The World in U.S. Courts: Spring 2013 - Intellectual Property (Patent)
The Court of Appeals for the Federal Circuit held that damages awarded in a patent infringement case cannot include losses based upon sales outside the U.S.
At a trial to determine infringement and damages, a jury returned an award of substantial damages based on expert testimony regarding lost profits due to lost worldwide sales. The defendant attacked the award of damages because it was based on extraterritorial use of the patented inventions. The trial court agreed and reduced damages to an amount believed to represent the percentage of worldwide sales that took place in the U.S.
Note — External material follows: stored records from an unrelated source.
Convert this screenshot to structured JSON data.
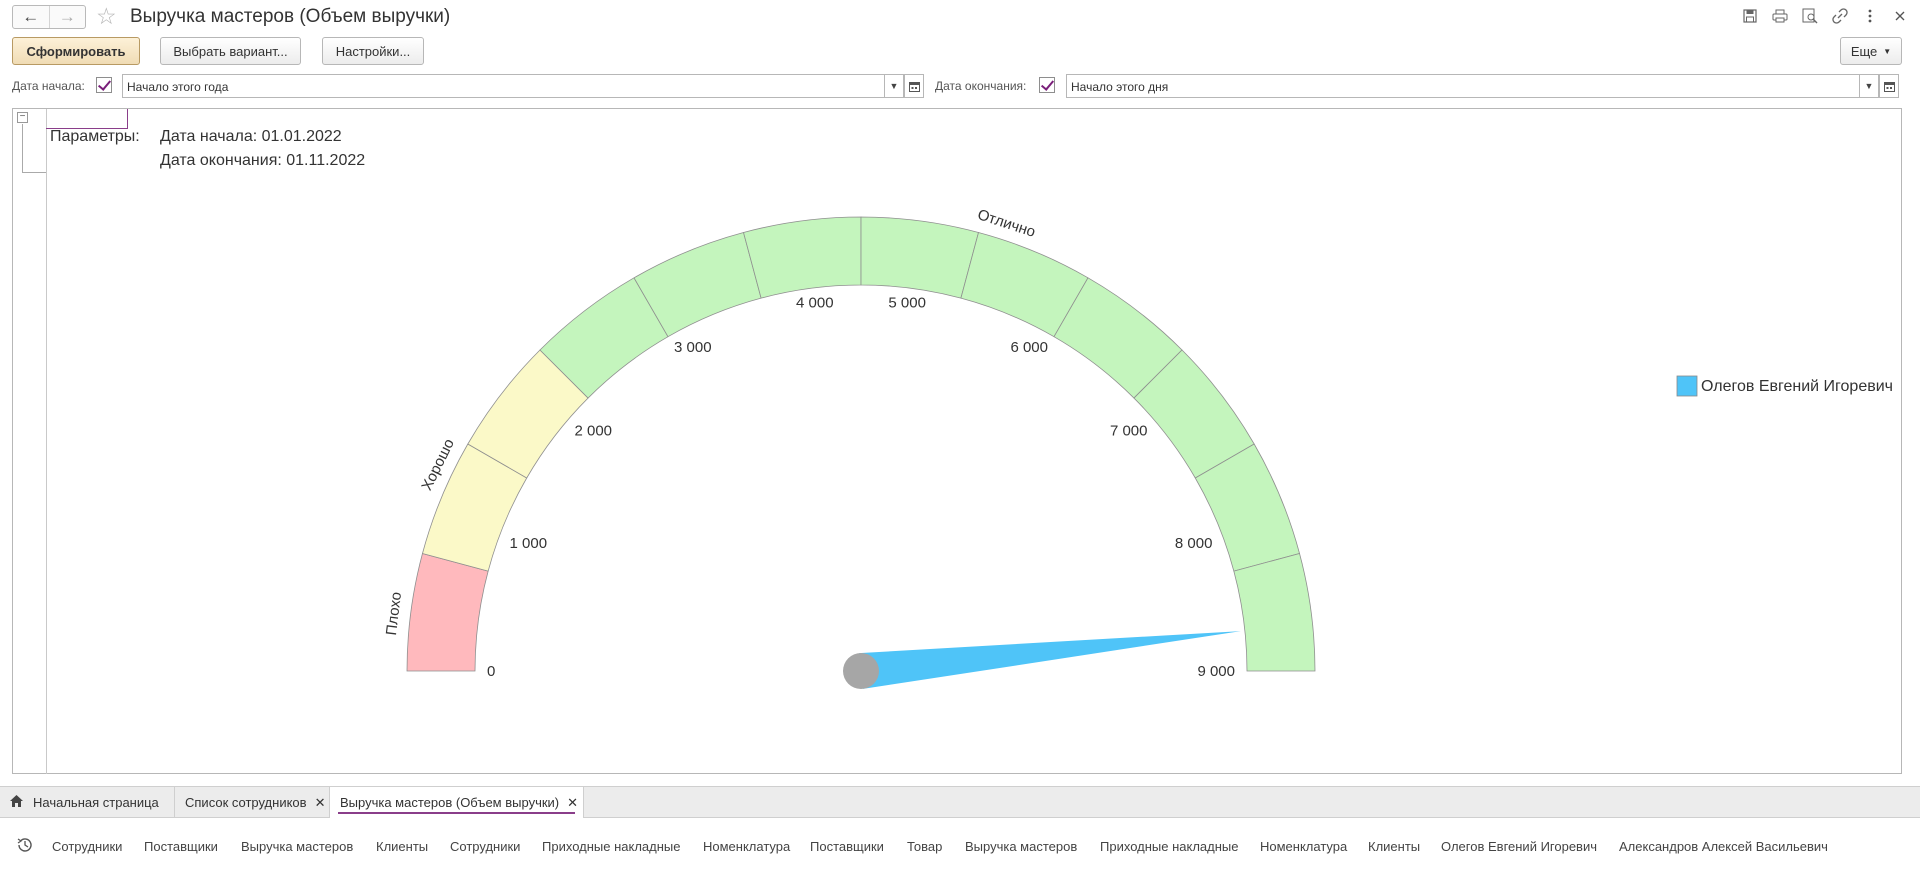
{
  "window": {
    "title": "Выручка мастеров (Объем выручки)"
  },
  "toolbar": {
    "generate_label": "Сформировать",
    "choose_variant_label": "Выбрать вариант...",
    "settings_label": "Настройки...",
    "more_label": "Еще"
  },
  "params": {
    "start_label": "Дата начала:",
    "start_value": "Начало этого года",
    "start_checked": true,
    "end_label": "Дата окончания:",
    "end_value": "Начало этого дня",
    "end_checked": true
  },
  "report": {
    "params_caption": "Параметры:",
    "start_line": "Дата начала: 01.01.2022",
    "end_line": "Дата окончания: 01.11.2022"
  },
  "chart_data": {
    "type": "gauge",
    "min": 0,
    "max": 9000,
    "tick_labels": [
      "0",
      "1 000",
      "2 000",
      "3 000",
      "4 000",
      "5 000",
      "6 000",
      "7 000",
      "8 000",
      "9 000"
    ],
    "ranges": [
      {
        "label": "Плохо",
        "from": 0,
        "to": 1000,
        "color": "#ffb9bd"
      },
      {
        "label": "Хорошо",
        "from": 1000,
        "to": 2000,
        "color": "#fbf9c8"
      },
      {
        "label": "Отлично",
        "from": 2000,
        "to": 9000,
        "color": "#c4f5bd"
      }
    ],
    "series": [
      {
        "name": "Олегов Евгений Игоревич",
        "value": 8700,
        "color": "#4fc4f8"
      }
    ],
    "legend_position": "right"
  },
  "tabs": [
    {
      "label": "Начальная страница",
      "active": false,
      "closable": false
    },
    {
      "label": "Список сотрудников",
      "active": false,
      "closable": true
    },
    {
      "label": "Выручка мастеров (Объем выручки)",
      "active": true,
      "closable": true
    }
  ],
  "history": [
    "Сотрудники",
    "Поставщики",
    "Выручка мастеров",
    "Клиенты",
    "Сотрудники",
    "Приходные накладные",
    "Номенклатура",
    "Поставщики",
    "Товар",
    "Выручка мастеров",
    "Приходные накладные",
    "Номенклатура",
    "Клиенты",
    "Олегов Евгений Игоревич",
    "Александров Алексей Васильевич"
  ]
}
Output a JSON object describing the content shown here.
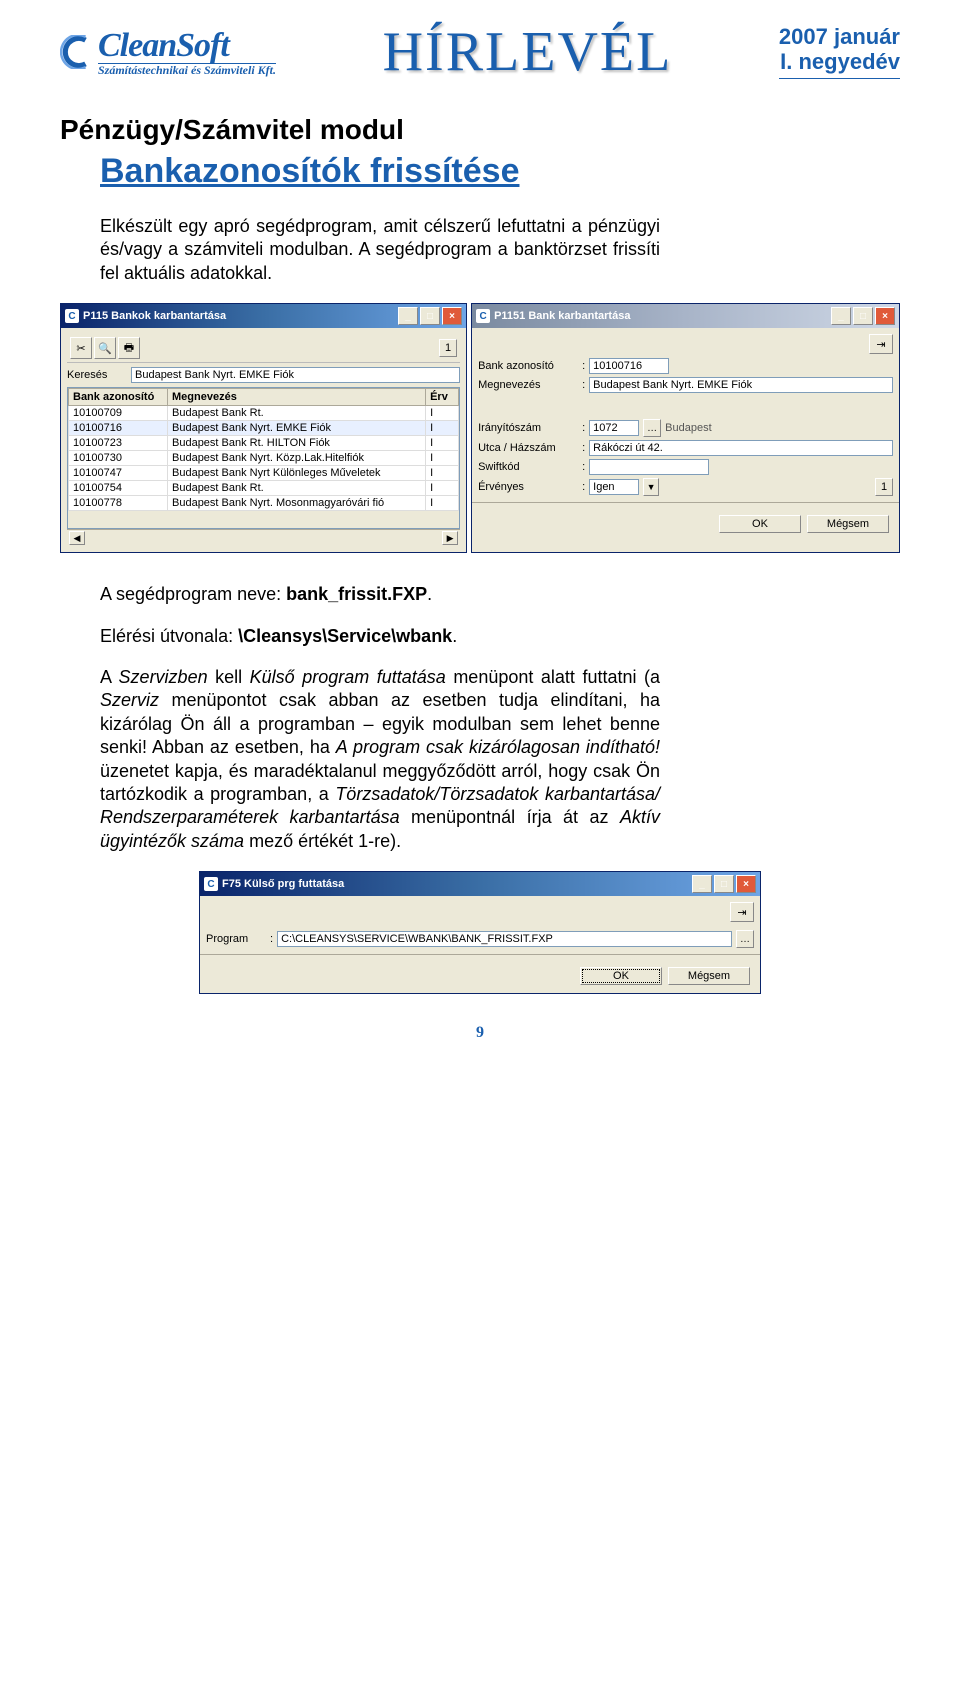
{
  "header": {
    "logo_main": "CleanSoft",
    "logo_sub": "Számítástechnikai és Számviteli Kft.",
    "masthead": "HÍRLEVÉL",
    "date_line1": "2007 január",
    "date_line2": "I. negyedév"
  },
  "section_tag": "Pénzügy/Számvitel modul",
  "article_title": "Bankazonosítók frissítése",
  "para1": "Elkészült egy apró segédprogram, amit célszerű lefuttatni a pénzügyi és/vagy a számviteli modulban. A segédprogram a banktörzset frissíti fel aktuális adatokkal.",
  "para2_a": "A segédprogram neve: ",
  "para2_b": "bank_frissit.FXP",
  "para2_c": ".",
  "para3_a": "Elérési útvonala: ",
  "para3_b": "\\Cleansys\\Service\\wbank",
  "para3_c": ".",
  "para4_parts": {
    "a": "A ",
    "b": "Szervizben",
    "c": " kell ",
    "d": "Külső program futtatása",
    "e": " menüpont alatt futtatni (a ",
    "f": "Szerviz",
    "g": " menüpontot csak abban az esetben tudja elindítani, ha kizárólag Ön áll a programban – egyik modulban sem lehet benne senki! Abban az esetben, ha ",
    "h": "A program csak kizárólagosan indítható!",
    "i": " üzenetet kapja, és maradéktalanul meggyőződött arról, hogy csak Ön tartózkodik a programban, a ",
    "j": "Törzsadatok/Törzsadatok karbantartása/ Rendszerparaméterek karbantartása",
    "k": " menüpontnál írja át az ",
    "l": "Aktív ügyintézők száma",
    "m": " mező értékét 1-re)."
  },
  "dlg1": {
    "title": "P115 Bankok karbantartása",
    "search_label": "Keresés",
    "search_value": "Budapest Bank Nyrt. EMKE Fiók",
    "page": "1",
    "columns": [
      "Bank azonosító",
      "Megnevezés",
      "Érv"
    ],
    "rows": [
      [
        "10100709",
        "Budapest Bank Rt.",
        "I"
      ],
      [
        "10100716",
        "Budapest Bank Nyrt. EMKE Fiók",
        "I"
      ],
      [
        "10100723",
        "Budapest Bank Rt. HILTON Fiók",
        "I"
      ],
      [
        "10100730",
        "Budapest Bank Nyrt. Közp.Lak.Hitelfiók",
        "I"
      ],
      [
        "10100747",
        "Budapest Bank Nyrt Különleges Műveletek",
        "I"
      ],
      [
        "10100754",
        "Budapest Bank Rt.",
        "I"
      ],
      [
        "10100778",
        "Budapest Bank Nyrt. Mosonmagyaróvári fió",
        "I"
      ]
    ]
  },
  "dlg2": {
    "title": "P1151 Bank karbantartása",
    "labels": {
      "bank_id": "Bank azonosító",
      "name": "Megnevezés",
      "zip": "Irányítószám",
      "street": "Utca / Házszám",
      "swift": "Swiftkód",
      "valid": "Érvényes"
    },
    "values": {
      "bank_id": "10100716",
      "name": "Budapest Bank Nyrt. EMKE Fiók",
      "zip": "1072",
      "city": "Budapest",
      "street": "Rákóczi út 42.",
      "swift": "",
      "valid": "Igen"
    },
    "page": "1",
    "ok": "OK",
    "cancel": "Mégsem"
  },
  "dlg3": {
    "title": "F75 Külső prg futtatása",
    "label": "Program",
    "value": "C:\\CLEANSYS\\SERVICE\\WBANK\\BANK_FRISSIT.FXP",
    "ok": "OK",
    "cancel": "Mégsem"
  },
  "page_number": "9"
}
The Court of Appeals agreed that the plaintiff was not entitled to damages resulting from sales outside the U.S. The court stated that “[i]t is axiomatic that U.S. patent law does not operate extraterritorially to prohibit infringement abroad.” The court specifically rejected the suggestion that the principle of “full compensation” in awarding damages in patent cases meant that one or more acts of infringement in the United States entitled a patent owner to recover damages for foreign sales that were the “direct and foreseeable” result of that domestic infringement, stating that “the entirely extraterritorial production, use or sale of an invention patented in the United States . . . cuts off the chain of causation initiated by an act of domestic infringement.”